Problem
The expected output is each line in the data below that includes the string "JSON".

Working data

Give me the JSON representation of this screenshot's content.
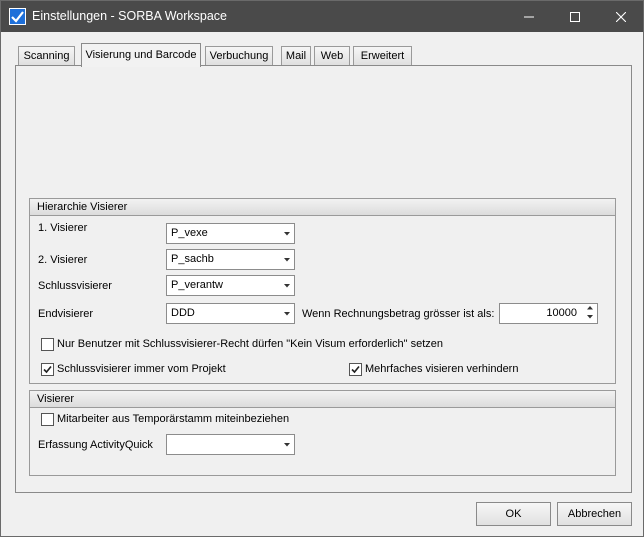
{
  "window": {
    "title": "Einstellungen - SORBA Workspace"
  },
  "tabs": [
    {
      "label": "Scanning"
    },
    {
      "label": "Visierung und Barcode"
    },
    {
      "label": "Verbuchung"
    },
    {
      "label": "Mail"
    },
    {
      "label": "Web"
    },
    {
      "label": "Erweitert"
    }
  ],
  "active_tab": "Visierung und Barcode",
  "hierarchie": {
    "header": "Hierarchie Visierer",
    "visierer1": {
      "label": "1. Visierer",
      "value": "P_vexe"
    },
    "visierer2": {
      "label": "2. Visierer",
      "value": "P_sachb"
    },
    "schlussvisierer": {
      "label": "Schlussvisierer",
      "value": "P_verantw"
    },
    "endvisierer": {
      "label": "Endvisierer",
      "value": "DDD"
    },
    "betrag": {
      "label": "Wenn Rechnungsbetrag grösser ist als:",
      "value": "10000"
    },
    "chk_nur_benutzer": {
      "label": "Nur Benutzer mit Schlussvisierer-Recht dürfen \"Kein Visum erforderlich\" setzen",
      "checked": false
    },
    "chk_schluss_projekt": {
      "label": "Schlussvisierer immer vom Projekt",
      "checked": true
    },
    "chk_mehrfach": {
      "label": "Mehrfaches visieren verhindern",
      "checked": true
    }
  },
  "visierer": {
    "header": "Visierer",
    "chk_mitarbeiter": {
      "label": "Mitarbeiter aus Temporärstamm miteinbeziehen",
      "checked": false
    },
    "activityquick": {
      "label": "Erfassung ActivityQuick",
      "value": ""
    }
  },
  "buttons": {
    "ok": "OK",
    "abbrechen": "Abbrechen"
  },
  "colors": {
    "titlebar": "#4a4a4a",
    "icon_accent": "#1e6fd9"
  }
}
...
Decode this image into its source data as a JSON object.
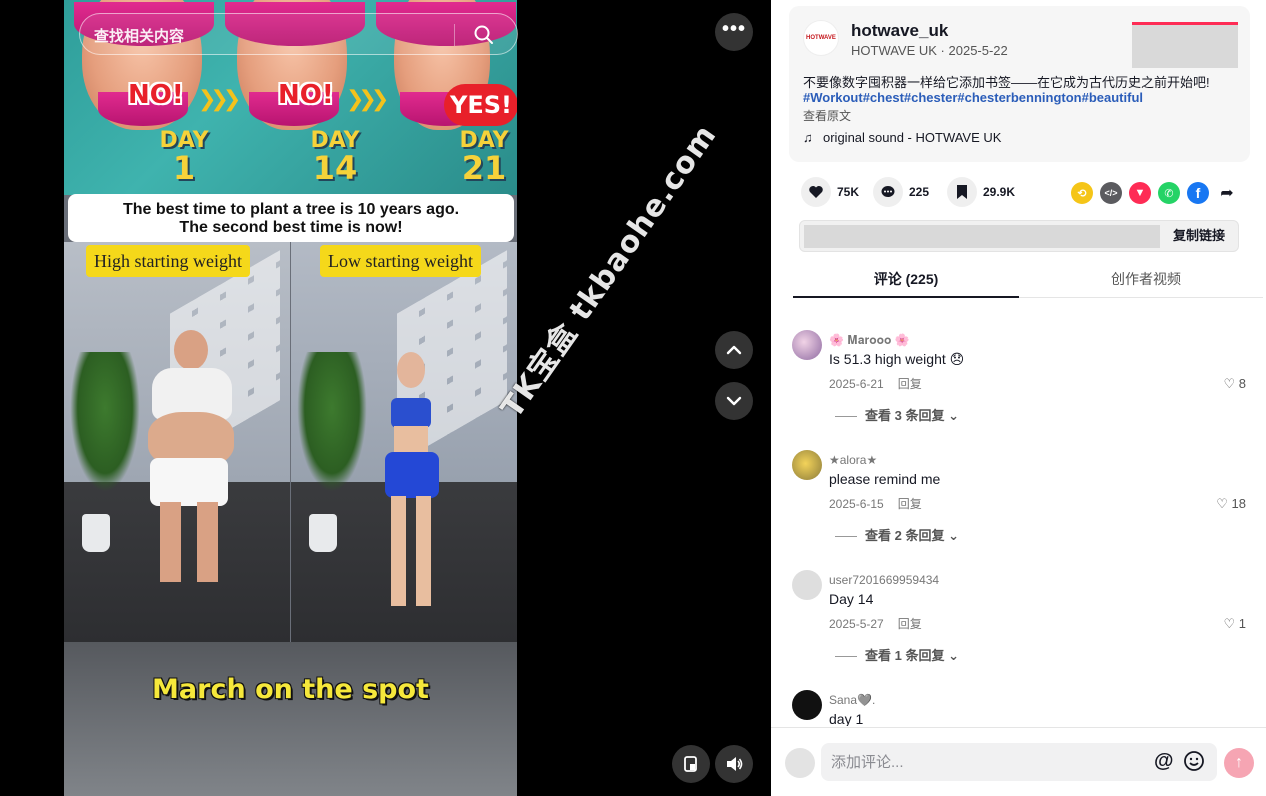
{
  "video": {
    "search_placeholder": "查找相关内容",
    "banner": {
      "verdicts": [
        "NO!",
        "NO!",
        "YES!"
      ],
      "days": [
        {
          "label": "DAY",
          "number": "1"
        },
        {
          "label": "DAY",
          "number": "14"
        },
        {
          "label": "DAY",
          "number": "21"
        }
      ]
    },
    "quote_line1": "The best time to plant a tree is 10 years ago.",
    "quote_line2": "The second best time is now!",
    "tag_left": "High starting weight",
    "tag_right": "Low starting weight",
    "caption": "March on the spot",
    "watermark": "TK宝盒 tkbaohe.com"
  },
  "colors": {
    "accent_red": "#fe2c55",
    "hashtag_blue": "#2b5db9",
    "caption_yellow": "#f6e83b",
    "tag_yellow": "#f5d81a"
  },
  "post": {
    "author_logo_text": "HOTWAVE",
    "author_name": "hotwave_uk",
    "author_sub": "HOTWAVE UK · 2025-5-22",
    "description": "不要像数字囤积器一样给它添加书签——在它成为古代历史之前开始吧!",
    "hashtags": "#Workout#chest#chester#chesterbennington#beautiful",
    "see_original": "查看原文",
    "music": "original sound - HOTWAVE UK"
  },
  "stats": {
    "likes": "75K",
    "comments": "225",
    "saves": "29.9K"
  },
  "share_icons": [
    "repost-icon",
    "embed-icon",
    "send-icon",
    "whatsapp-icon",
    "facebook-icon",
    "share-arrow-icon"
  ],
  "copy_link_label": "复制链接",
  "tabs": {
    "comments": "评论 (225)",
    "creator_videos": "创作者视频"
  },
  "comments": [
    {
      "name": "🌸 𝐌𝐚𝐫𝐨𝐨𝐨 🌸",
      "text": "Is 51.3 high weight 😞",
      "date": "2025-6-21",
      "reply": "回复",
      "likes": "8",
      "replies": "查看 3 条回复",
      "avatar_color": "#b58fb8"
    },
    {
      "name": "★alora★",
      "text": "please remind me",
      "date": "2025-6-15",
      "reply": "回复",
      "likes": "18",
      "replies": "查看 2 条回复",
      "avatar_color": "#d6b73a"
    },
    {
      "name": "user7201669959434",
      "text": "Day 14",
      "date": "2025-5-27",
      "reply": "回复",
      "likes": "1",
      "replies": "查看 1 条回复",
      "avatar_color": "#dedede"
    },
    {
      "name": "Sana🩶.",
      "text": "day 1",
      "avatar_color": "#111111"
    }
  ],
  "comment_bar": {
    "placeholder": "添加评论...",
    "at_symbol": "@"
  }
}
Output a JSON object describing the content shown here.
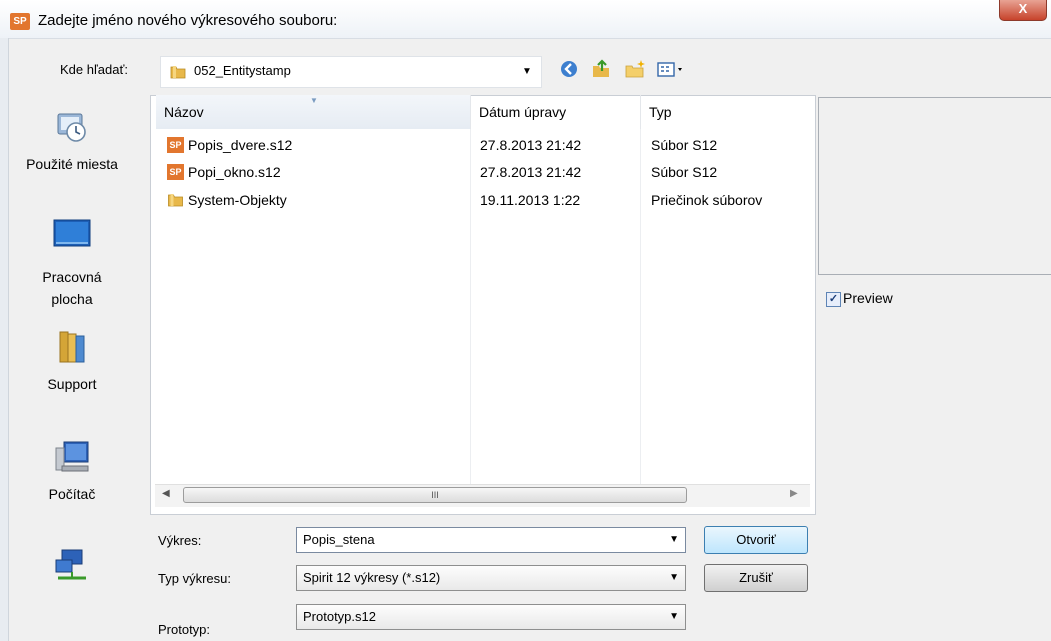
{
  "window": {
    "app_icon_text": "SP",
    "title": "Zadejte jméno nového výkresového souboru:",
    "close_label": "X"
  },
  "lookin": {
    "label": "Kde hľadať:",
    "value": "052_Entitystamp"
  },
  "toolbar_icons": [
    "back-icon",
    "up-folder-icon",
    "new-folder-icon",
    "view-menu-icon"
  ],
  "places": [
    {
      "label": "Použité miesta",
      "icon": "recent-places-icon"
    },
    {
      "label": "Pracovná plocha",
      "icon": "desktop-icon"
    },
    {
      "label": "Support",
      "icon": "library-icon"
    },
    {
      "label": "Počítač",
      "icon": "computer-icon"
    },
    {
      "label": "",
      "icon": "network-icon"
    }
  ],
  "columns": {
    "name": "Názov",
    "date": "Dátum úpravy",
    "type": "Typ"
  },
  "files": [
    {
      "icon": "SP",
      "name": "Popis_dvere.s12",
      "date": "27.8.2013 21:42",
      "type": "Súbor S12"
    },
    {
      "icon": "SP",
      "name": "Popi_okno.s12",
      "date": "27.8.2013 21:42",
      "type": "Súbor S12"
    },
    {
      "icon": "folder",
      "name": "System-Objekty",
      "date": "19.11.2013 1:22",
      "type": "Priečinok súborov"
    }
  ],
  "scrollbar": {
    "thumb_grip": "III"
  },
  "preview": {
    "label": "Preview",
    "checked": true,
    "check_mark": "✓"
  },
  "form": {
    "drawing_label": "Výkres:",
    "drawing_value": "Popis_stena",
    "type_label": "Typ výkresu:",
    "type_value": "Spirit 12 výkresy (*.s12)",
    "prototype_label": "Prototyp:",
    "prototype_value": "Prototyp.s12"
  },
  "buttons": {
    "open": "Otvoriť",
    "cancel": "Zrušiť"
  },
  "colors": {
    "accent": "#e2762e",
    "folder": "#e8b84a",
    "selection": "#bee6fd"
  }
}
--
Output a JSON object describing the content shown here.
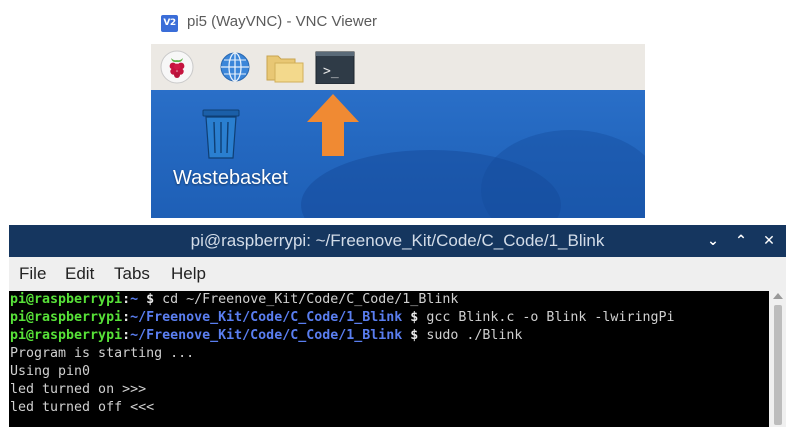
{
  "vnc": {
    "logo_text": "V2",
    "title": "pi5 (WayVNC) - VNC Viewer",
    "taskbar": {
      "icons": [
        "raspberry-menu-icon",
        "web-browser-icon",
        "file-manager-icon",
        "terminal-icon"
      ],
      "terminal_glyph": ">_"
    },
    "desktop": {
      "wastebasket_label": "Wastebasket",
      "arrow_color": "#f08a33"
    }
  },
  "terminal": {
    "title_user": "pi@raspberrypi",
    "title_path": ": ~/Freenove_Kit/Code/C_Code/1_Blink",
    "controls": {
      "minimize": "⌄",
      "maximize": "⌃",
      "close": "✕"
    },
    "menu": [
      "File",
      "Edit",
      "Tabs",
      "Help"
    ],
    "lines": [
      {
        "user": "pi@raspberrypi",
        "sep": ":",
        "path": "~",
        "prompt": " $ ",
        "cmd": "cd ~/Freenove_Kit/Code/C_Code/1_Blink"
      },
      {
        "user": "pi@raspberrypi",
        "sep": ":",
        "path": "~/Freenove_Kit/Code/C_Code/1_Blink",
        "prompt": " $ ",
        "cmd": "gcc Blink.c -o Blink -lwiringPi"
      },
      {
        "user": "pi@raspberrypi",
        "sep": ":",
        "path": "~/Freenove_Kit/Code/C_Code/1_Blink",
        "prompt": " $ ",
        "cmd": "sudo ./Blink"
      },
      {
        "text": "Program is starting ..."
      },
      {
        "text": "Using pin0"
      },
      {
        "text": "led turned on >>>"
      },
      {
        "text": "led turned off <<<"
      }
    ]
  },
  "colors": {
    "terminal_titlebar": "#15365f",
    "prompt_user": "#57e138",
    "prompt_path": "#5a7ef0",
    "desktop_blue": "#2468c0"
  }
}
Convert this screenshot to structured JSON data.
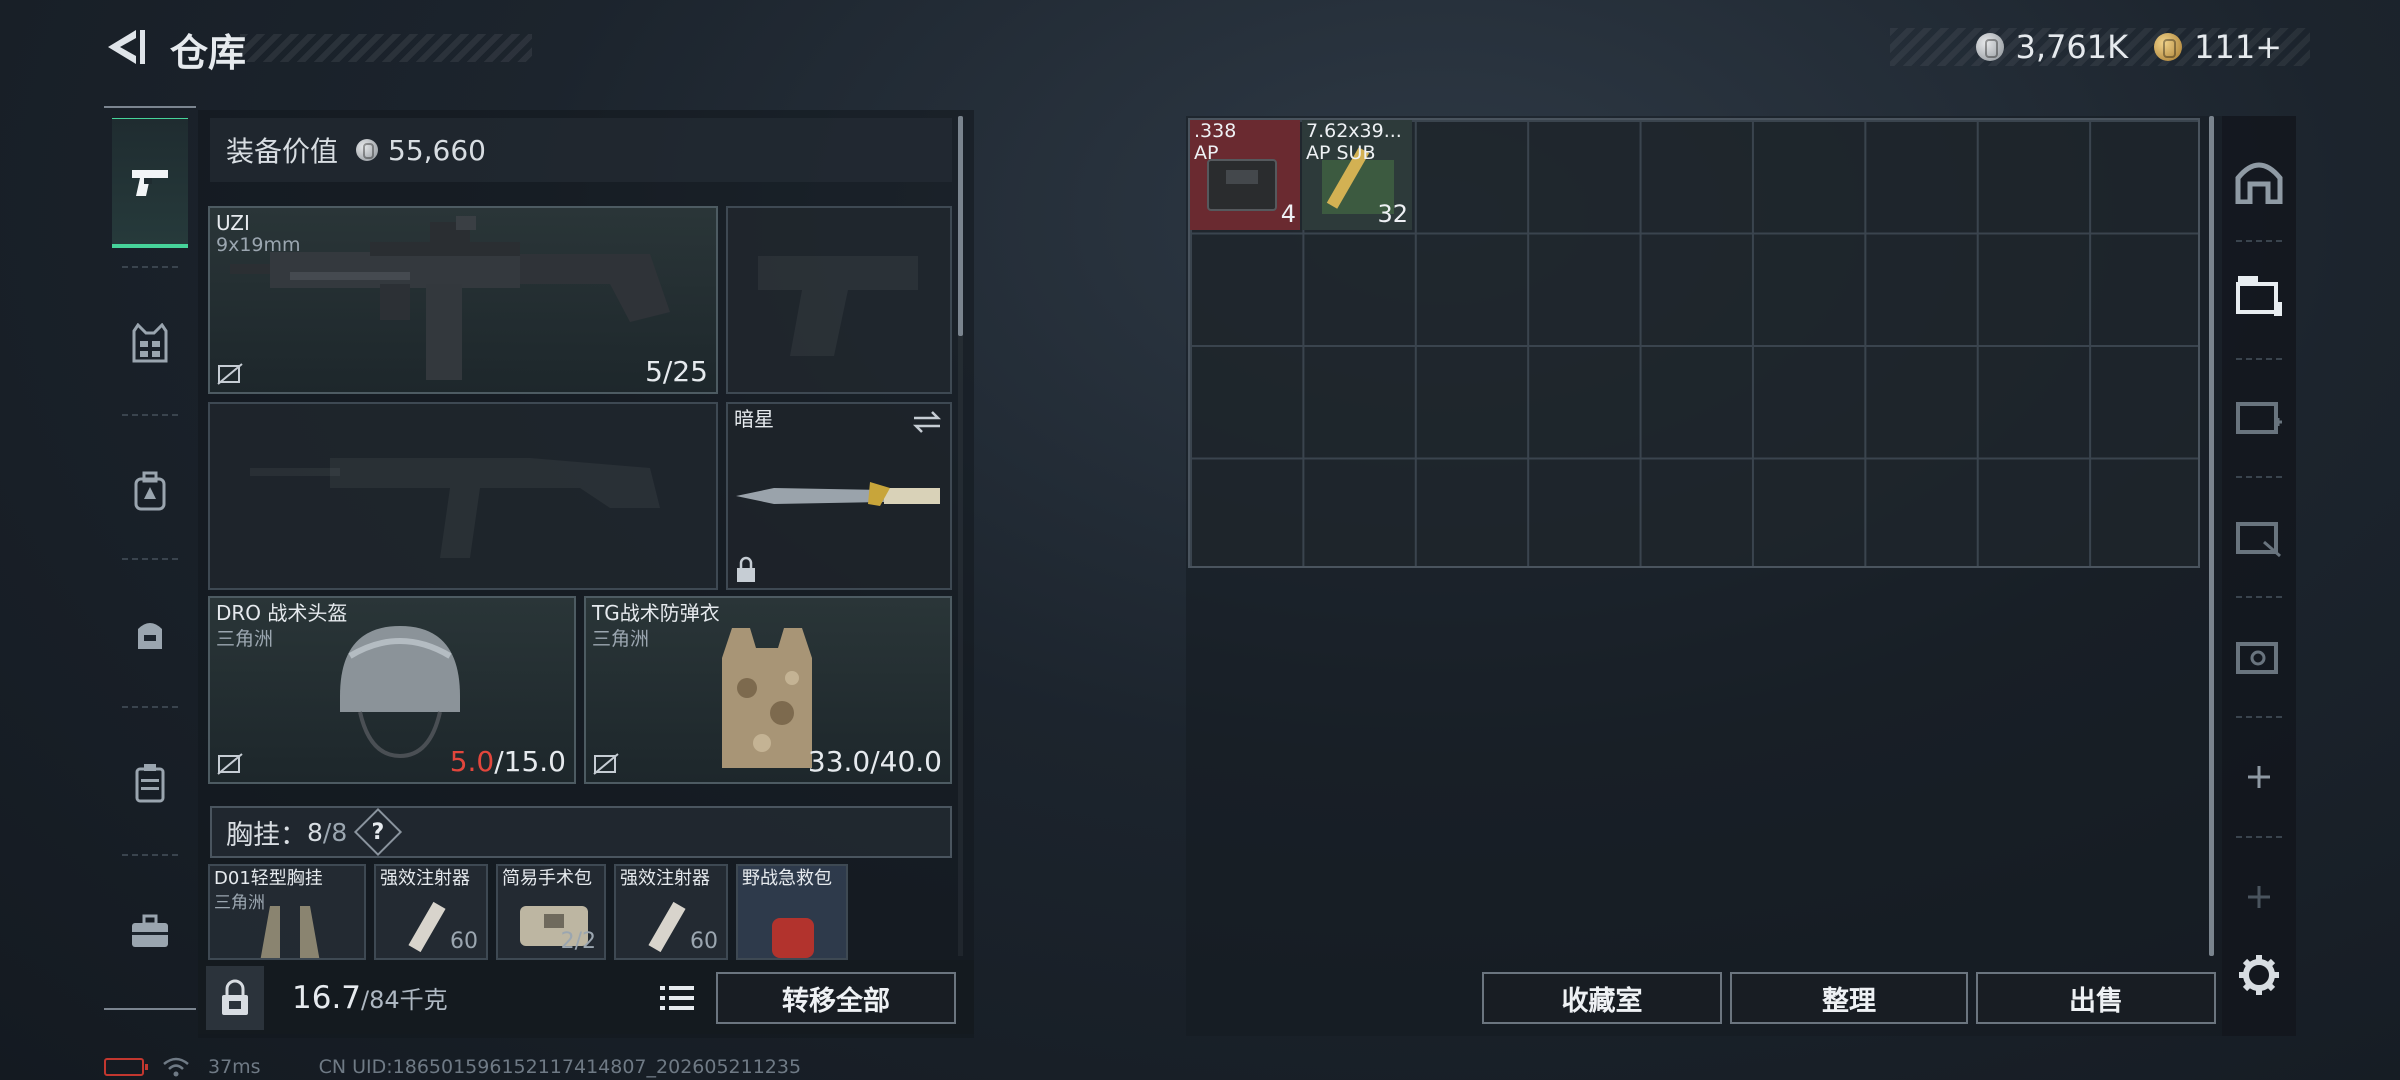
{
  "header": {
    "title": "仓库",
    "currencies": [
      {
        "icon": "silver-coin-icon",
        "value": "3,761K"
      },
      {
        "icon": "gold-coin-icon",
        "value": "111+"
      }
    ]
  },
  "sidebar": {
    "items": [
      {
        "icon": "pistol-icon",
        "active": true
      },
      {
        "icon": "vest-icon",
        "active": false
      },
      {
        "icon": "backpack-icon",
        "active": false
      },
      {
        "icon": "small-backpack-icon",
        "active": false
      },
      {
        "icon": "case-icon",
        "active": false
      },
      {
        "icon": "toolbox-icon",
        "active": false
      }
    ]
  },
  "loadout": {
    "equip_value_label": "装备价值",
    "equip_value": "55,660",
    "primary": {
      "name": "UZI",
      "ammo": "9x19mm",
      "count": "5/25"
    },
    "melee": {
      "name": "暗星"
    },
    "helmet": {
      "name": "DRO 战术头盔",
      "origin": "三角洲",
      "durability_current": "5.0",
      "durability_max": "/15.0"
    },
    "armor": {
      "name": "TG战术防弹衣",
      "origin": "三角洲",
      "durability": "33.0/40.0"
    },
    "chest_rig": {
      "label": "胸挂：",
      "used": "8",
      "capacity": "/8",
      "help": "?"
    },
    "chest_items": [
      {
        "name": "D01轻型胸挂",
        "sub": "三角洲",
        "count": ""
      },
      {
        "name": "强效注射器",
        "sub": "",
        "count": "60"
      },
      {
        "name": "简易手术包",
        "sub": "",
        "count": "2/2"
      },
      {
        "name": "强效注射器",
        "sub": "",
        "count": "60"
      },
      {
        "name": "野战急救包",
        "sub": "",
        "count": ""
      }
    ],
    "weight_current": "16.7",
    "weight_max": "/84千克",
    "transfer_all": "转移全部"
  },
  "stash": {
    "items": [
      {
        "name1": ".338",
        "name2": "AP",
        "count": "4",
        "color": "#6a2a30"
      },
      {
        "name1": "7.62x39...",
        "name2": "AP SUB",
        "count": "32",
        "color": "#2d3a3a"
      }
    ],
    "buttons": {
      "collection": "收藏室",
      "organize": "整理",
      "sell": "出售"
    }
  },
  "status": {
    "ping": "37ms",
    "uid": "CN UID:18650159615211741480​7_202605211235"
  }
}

Response area
Give me the JSON representation of this screenshot's content.
Decode this image into its source data as a JSON object.
Output a JSON object describing the content shown here.
Output a JSON object describing the content shown here.
Convert this screenshot to structured JSON data.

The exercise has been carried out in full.